I'm frequently skeptical of books that are hyped. But a friend recommended GOT to me a few years ago and since I think she has good taste in books, I finally found the time to dig into this series. I'm glad I did.
For me, the best part of GOT is the world building. George R.R. Martin has created a totally engrossing, believable world filled with interesting characters. I found myself thinking about the story between periods of listening, wondering what would happen to the characters.
I'm not an expert on the medieval period, but it feels like Martin got it right. His rich detail helps to get the reader totally engrossed the world of GOT. And I love the intrigue of the royals and nobles.
This book is also full of surprises. I loved that. So often, by the end of the first three chapters, I know exactly what will happen. Not with this book. You never know what's going to happen. I didn't see things coming.
The only negative thing I can say about this book is that at times, the descriptions get too long and go on and on. Especially after I was through the first part (of 4), some things seemed repetitive. He could have back off on some of the descriptions of the same things over and over.
But I was so engrossed in the story, it didn't overly bother me.
Now I've got to get to the second one. I want to know what happens!
I was drawn into Ned Starks' story immediately. And his children are all likeable, but I'm most interested in John Snow.
But my favorite character - the dire wolves. The are, I think, collectively an intriguing character.
I planned to read these books, but never had the time to commit. I'm glad I chose the audio book. Roy Dotrice's voice characterizations bring the story to life. And because he created different voices for each of the main characters, it helped to keep them straight (which is helpful for a book with so many points of view and so many characters). Roy Dotrice was a perfect pick for this book.
I did want to, but it's impossible. It's far too long. I listened to it mainly on a long drive in my car.
I love Mr. Martins books, but watch out. Nothing is sacred with him. It takes courage to turn the page! He makes you fall in love with all his characters, even the ones you hate. The narrator is awful, but the book is so good that you can get past it.
I don't this book works very well in audio format. There are so many characters andplotlines to follow that it would be much more enjoyable on paper- where you flip ack and forth and annotate more daily. I listen mostly in the car and found myself losing track of who was who.
The time period and the author's attention to detail
No real negatives
Bought the video of the TV show, wish I had bought the book instead
Not well spent. Too difficult to relate one chapter to another.
I like Bernard Cornwell and Lee Childs.
The narrator was awful, too many poor attempts at British accents, few of which were relevant. No explanation of why a Welsh accent should pop up in the middle of Northumbrian and Southern accents
I like fantasy as much as the next but I had trouble relating this to British history, clearly one of the attempts being made.
This book was so hyped up, that I was expecting to be swept away by it. I honestly didn't make it very far, so it may not be the most accurate review. Everyone just keeps being killed off. Every scene seemed to have an icy chill, and every location seemed to smell of blood. It seemed very cliche.
I actually played the beginning a couple of times to get the characters straight.

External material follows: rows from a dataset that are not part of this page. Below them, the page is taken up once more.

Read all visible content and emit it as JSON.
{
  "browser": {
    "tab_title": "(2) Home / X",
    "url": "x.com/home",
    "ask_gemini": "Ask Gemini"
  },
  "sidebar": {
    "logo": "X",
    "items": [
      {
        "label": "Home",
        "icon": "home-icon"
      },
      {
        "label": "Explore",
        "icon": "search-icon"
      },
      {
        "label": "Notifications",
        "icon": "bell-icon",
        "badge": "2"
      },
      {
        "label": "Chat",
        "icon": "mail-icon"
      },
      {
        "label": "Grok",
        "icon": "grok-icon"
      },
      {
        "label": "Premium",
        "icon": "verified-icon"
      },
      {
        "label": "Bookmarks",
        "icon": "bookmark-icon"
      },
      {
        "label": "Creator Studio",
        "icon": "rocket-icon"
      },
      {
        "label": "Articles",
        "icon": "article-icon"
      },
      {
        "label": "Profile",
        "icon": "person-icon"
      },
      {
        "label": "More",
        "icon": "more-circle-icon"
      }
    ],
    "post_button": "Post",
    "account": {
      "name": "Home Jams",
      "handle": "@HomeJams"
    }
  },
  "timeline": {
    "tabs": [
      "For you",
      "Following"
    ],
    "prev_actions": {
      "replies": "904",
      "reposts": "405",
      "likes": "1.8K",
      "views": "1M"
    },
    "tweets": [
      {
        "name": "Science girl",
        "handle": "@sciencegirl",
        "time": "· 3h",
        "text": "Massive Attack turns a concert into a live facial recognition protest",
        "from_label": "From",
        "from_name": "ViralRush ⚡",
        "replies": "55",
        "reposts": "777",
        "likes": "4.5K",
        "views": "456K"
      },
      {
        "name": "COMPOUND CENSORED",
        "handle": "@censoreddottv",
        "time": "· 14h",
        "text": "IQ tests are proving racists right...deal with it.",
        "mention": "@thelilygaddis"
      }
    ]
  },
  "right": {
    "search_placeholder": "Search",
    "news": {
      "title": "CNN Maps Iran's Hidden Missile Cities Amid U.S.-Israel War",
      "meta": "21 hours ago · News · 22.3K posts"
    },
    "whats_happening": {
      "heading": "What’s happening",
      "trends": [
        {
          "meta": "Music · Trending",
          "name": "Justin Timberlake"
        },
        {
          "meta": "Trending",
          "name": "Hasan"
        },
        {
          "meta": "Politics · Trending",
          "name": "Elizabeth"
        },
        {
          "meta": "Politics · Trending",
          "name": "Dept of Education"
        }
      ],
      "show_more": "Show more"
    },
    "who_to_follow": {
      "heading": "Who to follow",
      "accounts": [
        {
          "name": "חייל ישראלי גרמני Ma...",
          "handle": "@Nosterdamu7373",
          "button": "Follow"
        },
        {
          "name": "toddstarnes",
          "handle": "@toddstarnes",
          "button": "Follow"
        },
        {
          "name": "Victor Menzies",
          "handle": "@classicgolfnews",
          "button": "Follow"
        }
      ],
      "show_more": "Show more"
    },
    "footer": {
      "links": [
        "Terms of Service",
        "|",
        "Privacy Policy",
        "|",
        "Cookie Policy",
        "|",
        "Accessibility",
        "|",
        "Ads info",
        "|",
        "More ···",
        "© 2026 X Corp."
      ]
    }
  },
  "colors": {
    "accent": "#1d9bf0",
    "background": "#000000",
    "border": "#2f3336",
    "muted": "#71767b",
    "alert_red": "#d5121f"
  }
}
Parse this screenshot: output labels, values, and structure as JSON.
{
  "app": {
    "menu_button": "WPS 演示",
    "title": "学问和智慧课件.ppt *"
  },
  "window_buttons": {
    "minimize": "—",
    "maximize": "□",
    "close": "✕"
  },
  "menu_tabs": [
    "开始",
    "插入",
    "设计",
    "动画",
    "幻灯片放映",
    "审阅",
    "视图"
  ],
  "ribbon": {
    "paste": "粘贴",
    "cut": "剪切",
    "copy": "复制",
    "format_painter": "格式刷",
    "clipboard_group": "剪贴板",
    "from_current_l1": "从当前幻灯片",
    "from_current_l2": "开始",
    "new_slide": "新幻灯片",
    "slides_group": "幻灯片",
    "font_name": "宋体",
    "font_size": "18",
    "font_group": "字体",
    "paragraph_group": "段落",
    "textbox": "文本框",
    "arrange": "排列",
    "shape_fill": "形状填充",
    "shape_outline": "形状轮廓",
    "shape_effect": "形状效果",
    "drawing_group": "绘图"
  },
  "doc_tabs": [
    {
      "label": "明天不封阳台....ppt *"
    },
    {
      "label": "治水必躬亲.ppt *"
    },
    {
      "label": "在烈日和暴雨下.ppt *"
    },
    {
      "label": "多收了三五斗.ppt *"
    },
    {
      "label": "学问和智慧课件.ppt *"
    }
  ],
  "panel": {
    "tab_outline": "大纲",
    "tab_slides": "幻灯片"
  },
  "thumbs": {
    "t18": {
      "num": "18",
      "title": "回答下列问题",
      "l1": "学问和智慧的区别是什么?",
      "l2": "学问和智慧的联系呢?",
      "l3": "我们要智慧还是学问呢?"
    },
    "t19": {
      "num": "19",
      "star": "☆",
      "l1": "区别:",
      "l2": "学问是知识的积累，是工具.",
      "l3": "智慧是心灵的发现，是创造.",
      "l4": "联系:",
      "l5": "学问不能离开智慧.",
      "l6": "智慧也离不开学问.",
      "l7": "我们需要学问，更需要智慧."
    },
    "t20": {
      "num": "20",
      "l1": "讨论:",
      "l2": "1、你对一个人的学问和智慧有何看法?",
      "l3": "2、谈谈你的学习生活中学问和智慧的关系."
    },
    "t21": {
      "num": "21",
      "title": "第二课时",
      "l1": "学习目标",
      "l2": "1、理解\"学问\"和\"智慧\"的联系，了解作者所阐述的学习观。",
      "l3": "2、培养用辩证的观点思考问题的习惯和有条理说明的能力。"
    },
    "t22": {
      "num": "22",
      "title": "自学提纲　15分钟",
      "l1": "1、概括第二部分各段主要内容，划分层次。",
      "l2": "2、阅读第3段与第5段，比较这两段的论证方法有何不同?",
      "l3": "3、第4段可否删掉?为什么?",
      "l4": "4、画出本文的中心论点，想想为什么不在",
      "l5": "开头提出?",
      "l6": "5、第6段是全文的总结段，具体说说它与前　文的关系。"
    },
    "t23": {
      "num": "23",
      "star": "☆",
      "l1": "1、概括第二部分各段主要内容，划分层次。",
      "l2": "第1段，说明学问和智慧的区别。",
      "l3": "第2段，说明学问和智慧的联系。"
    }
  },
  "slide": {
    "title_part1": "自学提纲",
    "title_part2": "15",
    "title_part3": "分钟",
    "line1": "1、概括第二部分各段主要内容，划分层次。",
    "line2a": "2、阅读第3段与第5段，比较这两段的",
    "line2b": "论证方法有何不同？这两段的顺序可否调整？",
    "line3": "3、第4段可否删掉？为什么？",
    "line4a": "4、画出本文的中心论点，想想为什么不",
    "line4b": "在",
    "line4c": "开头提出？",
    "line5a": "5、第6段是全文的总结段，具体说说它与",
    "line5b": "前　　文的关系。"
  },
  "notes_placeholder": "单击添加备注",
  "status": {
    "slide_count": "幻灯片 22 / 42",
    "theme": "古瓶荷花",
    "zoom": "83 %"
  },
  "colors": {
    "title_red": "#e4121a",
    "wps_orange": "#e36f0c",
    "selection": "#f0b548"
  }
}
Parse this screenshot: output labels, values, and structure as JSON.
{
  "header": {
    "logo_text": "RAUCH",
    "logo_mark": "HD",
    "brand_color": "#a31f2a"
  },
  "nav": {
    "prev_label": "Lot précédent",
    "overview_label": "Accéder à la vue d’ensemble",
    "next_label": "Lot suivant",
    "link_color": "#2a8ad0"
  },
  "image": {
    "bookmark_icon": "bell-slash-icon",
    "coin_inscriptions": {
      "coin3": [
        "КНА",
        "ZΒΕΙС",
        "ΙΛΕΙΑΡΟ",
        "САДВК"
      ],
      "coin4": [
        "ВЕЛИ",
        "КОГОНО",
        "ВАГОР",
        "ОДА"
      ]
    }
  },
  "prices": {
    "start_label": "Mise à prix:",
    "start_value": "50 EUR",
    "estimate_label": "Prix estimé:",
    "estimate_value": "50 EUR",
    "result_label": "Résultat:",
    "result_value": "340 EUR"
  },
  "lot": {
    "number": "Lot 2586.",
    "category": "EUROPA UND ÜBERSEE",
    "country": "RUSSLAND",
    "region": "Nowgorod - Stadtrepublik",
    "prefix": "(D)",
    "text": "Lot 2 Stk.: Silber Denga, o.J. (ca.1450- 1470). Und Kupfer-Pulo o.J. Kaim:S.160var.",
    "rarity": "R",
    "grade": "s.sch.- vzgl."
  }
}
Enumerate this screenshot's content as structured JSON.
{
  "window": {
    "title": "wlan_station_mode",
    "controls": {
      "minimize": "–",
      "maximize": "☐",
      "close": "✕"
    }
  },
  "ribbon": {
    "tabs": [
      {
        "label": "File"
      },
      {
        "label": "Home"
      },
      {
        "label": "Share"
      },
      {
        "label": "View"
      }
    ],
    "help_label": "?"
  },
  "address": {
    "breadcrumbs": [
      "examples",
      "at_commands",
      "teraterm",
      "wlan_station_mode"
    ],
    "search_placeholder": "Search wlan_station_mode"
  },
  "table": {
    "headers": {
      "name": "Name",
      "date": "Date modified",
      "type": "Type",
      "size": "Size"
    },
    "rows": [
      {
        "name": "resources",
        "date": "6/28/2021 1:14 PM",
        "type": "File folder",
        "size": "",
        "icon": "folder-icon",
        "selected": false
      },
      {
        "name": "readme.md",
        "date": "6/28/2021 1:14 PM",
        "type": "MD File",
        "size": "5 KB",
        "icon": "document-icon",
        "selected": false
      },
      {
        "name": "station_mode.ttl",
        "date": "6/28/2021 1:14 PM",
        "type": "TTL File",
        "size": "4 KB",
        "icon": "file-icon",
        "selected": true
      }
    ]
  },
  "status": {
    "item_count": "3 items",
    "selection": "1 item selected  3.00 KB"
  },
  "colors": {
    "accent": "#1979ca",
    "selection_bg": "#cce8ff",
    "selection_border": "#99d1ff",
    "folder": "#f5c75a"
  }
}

Once I did, I didn't want to stop listening! I'm hooked....
This is a first. I think Roy does an awesome job.
I haven't finished listening yet. I have the e-books but this is so much better. The gentleman, Roy Dotrice, is a great narrator. I'm very grateful for the opportunity to get to listen to this book. It brings it to life for me. Far more better than trying to read it all.
In book 1, A song of Ice and Fire, when the men came upon the dead dire-wolf and her pups. The 5 pups were given to the 5 legitimate children, then the illegitimate son was able to find one for himself. I just love things so loving and emotional.
As I said above, He brought life to the story.
I liked the politics and maneuvering the most.
Some of the characters seem too extreme - this family is all good, that family is all bad. The grey characters are the most interesting.
Tyrion Lannister. He isn't a hero but he seems to have the most growth throughout the book.
No. I could barely understand him half the time. His accents made many of the characters sound drunk and mumbling. I had read the books beforehand and this reading ruined my mental picture of what these people were like.
No. I stopped listening about halfway through because I couldn't stand the narrator.
It is an unpleasant shock to come to the end of the last published novel in a series when you know the author hasn't finished writing the series. What if he has a heart attack, or someone runs him over? I mean, what about ME?
While it is getting difficult for me to keep track of all these characters and I sometimes have to go online to figure out who someone is (or was), the saga continues to fascinate me. The author has no problem with killing off major characters, which kind of adds to the suspense. (Is he going to off Aria? He wouldn't DARE! Would he?)
The narrator charms me less. He has only three or four "voices," and many of his female characters whom you would expect to have more refined voices due to their noble birth and upbringing sound like Irish fishwives (or maybe Irish fishhusbands).
Drumming my fingers. Waiting for the next installment.
TO MUCH DIALOGUE!
The way the story was formatted and with no real plot
Most of the book